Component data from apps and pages
--- START ---

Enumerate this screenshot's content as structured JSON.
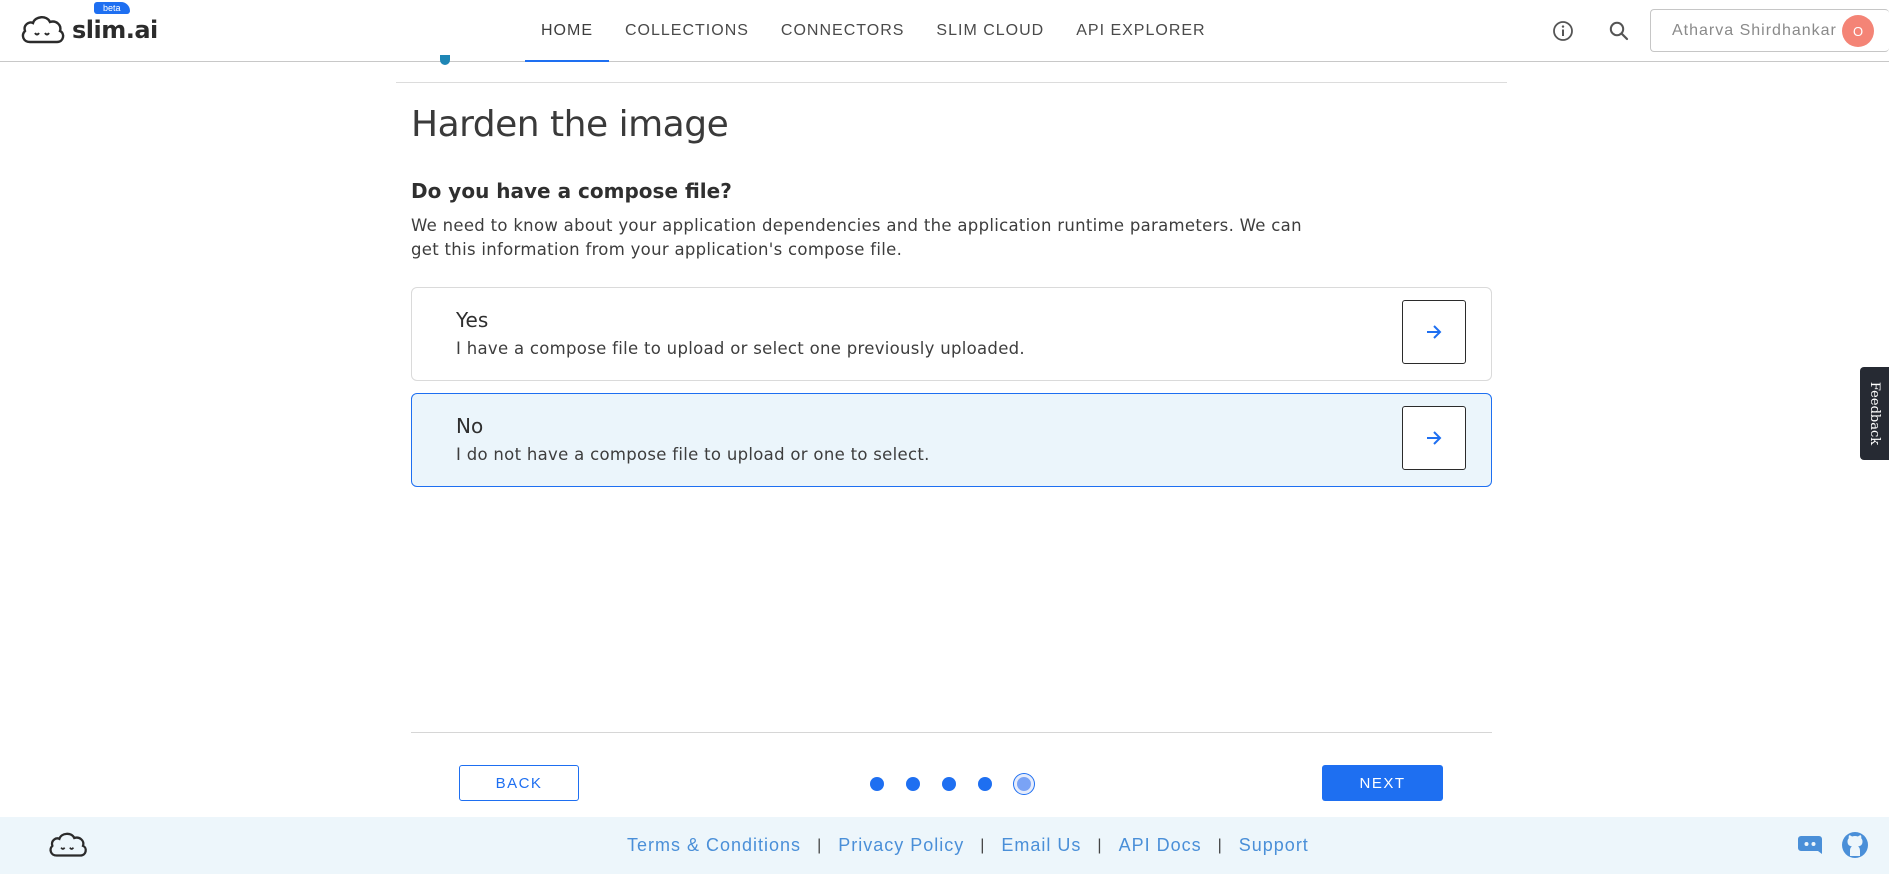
{
  "header": {
    "logo_text": "slim.ai",
    "beta_label": "beta",
    "nav": [
      {
        "label": "HOME",
        "active": true
      },
      {
        "label": "COLLECTIONS",
        "active": false
      },
      {
        "label": "CONNECTORS",
        "active": false
      },
      {
        "label": "SLIM CLOUD",
        "active": false
      },
      {
        "label": "API EXPLORER",
        "active": false
      }
    ],
    "icons": [
      "info-icon",
      "search-icon"
    ],
    "user": {
      "name": "Atharva Shirdhankar",
      "avatar_initial": "O",
      "avatar_color": "#f48476"
    }
  },
  "main": {
    "title": "Harden the image",
    "question": "Do you have a compose file?",
    "description": "We need to know about your application dependencies and the application runtime parameters. We can get this information from your application's compose file.",
    "options": [
      {
        "title": "Yes",
        "description": "I have a compose file to upload or select one previously uploaded.",
        "selected": false
      },
      {
        "title": "No",
        "description": "I do not have a compose file to upload or one to select.",
        "selected": true
      }
    ]
  },
  "wizard": {
    "back_label": "BACK",
    "next_label": "NEXT",
    "total_steps": 5,
    "current_step": 5
  },
  "footer": {
    "links": [
      "Terms & Conditions",
      "Privacy Policy",
      "Email Us",
      "API Docs",
      "Support"
    ],
    "separator": "|",
    "icons": [
      "discord-icon",
      "github-icon"
    ]
  },
  "feedback_label": "Feedback",
  "colors": {
    "accent": "#1e6ff1",
    "selected_bg": "#ebf5fb",
    "footer_bg": "#edf6fb",
    "footer_link": "#4a8fd8"
  }
}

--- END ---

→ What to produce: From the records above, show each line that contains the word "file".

→ Exercise answer:
    "question": "Do you have a compose file?",
    "description": "We need to know about your application dependencies and the application runtime parameters. We can get this information from your application's compose file.",
        "description": "I have a compose file to upload or select one previously uploaded.",
        "description": "I do not have a compose file to upload or one to select.",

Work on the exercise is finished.